Records from a dataset:
_ _ _ _ _ _ _

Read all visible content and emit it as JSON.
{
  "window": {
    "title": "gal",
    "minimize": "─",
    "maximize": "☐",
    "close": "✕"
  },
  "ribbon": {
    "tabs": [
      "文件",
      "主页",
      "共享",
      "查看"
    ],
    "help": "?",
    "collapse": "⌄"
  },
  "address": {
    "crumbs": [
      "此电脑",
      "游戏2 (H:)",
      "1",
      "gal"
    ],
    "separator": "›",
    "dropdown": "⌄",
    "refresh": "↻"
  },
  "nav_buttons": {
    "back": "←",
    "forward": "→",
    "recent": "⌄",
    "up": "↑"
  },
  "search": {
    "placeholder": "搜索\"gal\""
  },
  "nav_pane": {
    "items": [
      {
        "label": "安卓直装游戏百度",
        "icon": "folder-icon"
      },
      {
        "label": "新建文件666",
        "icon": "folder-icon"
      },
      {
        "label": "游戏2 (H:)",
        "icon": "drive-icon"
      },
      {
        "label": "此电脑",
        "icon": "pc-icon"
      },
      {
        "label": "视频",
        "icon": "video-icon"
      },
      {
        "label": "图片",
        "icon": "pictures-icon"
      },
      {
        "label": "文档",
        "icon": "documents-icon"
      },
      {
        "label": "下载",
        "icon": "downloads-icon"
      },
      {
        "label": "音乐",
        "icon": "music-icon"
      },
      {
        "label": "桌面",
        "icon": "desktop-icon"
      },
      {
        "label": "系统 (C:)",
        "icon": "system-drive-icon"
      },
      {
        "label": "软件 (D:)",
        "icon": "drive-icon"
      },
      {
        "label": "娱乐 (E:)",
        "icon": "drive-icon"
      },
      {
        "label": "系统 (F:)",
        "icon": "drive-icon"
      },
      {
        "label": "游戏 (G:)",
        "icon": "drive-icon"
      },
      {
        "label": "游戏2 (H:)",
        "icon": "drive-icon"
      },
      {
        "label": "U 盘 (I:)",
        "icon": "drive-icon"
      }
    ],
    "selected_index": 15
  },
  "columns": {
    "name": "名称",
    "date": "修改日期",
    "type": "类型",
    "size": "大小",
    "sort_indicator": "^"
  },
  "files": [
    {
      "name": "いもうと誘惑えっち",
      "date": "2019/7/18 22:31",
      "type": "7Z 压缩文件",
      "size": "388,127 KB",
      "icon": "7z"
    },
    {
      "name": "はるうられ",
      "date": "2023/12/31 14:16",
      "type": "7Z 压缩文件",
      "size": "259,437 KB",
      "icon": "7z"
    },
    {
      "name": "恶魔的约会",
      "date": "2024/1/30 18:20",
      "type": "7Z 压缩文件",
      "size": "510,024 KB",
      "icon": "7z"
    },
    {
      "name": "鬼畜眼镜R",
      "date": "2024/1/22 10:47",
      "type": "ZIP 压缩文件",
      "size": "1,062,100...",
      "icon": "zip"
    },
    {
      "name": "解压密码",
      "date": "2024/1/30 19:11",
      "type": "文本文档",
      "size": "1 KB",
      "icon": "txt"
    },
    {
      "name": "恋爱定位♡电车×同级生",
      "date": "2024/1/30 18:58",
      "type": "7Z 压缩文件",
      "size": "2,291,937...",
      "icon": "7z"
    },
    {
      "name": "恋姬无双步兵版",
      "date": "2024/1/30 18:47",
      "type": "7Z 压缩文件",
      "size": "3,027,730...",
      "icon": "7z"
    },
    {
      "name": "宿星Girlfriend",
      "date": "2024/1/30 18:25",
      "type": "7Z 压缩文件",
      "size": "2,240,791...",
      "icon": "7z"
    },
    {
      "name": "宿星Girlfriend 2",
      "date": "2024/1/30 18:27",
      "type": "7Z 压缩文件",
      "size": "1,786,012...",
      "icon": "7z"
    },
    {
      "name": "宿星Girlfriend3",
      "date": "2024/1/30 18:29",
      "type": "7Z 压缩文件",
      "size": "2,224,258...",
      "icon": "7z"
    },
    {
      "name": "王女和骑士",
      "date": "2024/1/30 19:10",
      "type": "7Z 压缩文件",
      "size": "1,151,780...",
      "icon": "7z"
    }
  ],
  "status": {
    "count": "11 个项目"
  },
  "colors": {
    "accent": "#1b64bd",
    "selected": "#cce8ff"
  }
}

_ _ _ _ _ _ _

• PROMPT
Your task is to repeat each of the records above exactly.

• SOLUTION TO THE EXERCISE
Read all visible content and emit it as JSON.
{
  "window": {
    "title": "gal",
    "minimize": "─",
    "maximize": "☐",
    "close": "✕"
  },
  "ribbon": {
    "tabs": [
      "文件",
      "主页",
      "共享",
      "查看"
    ],
    "help": "?",
    "collapse": "⌄"
  },
  "address": {
    "crumbs": [
      "此电脑",
      "游戏2 (H:)",
      "1",
      "gal"
    ],
    "separator": "›",
    "dropdown": "⌄",
    "refresh": "↻"
  },
  "nav_buttons": {
    "back": "←",
    "forward": "→",
    "recent": "⌄",
    "up": "↑"
  },
  "search": {
    "placeholder": "搜索\"gal\""
  },
  "nav_pane": {
    "items": [
      {
        "label": "安卓直装游戏百度",
        "icon": "folder-icon"
      },
      {
        "label": "新建文件666",
        "icon": "folder-icon"
      },
      {
        "label": "游戏2 (H:)",
        "icon": "drive-icon"
      },
      {
        "label": "此电脑",
        "icon": "pc-icon"
      },
      {
        "label": "视频",
        "icon": "video-icon"
      },
      {
        "label": "图片",
        "icon": "pictures-icon"
      },
      {
        "label": "文档",
        "icon": "documents-icon"
      },
      {
        "label": "下载",
        "icon": "downloads-icon"
      },
      {
        "label": "音乐",
        "icon": "music-icon"
      },
      {
        "label": "桌面",
        "icon": "desktop-icon"
      },
      {
        "label": "系统 (C:)",
        "icon": "system-drive-icon"
      },
      {
        "label": "软件 (D:)",
        "icon": "drive-icon"
      },
      {
        "label": "娱乐 (E:)",
        "icon": "drive-icon"
      },
      {
        "label": "系统 (F:)",
        "icon": "drive-icon"
      },
      {
        "label": "游戏 (G:)",
        "icon": "drive-icon"
      },
      {
        "label": "游戏2 (H:)",
        "icon": "drive-icon"
      },
      {
        "label": "U 盘 (I:)",
        "icon": "drive-icon"
      }
    ],
    "selected_index": 15
  },
  "columns": {
    "name": "名称",
    "date": "修改日期",
    "type": "类型",
    "size": "大小",
    "sort_indicator": "^"
  },
  "files": [
    {
      "name": "いもうと誘惑えっち",
      "date": "2019/7/18 22:31",
      "type": "7Z 压缩文件",
      "size": "388,127 KB",
      "icon": "7z"
    },
    {
      "name": "はるうられ",
      "date": "2023/12/31 14:16",
      "type": "7Z 压缩文件",
      "size": "259,437 KB",
      "icon": "7z"
    },
    {
      "name": "恶魔的约会",
      "date": "2024/1/30 18:20",
      "type": "7Z 压缩文件",
      "size": "510,024 KB",
      "icon": "7z"
    },
    {
      "name": "鬼畜眼镜R",
      "date": "2024/1/22 10:47",
      "type": "ZIP 压缩文件",
      "size": "1,062,100...",
      "icon": "zip"
    },
    {
      "name": "解压密码",
      "date": "2024/1/30 19:11",
      "type": "文本文档",
      "size": "1 KB",
      "icon": "txt"
    },
    {
      "name": "恋爱定位♡电车×同级生",
      "date": "2024/1/30 18:58",
      "type": "7Z 压缩文件",
      "size": "2,291,937...",
      "icon": "7z"
    },
    {
      "name": "恋姬无双步兵版",
      "date": "2024/1/30 18:47",
      "type": "7Z 压缩文件",
      "size": "3,027,730...",
      "icon": "7z"
    },
    {
      "name": "宿星Girlfriend",
      "date": "2024/1/30 18:25",
      "type": "7Z 压缩文件",
      "size": "2,240,791...",
      "icon": "7z"
    },
    {
      "name": "宿星Girlfriend 2",
      "date": "2024/1/30 18:27",
      "type": "7Z 压缩文件",
      "size": "1,786,012...",
      "icon": "7z"
    },
    {
      "name": "宿星Girlfriend3",
      "date": "2024/1/30 18:29",
      "type": "7Z 压缩文件",
      "size": "2,224,258...",
      "icon": "7z"
    },
    {
      "name": "王女和骑士",
      "date": "2024/1/30 19:10",
      "type": "7Z 压缩文件",
      "size": "1,151,780...",
      "icon": "7z"
    }
  ],
  "status": {
    "count": "11 个项目"
  },
  "colors": {
    "accent": "#1b64bd",
    "selected": "#cce8ff"
  }
}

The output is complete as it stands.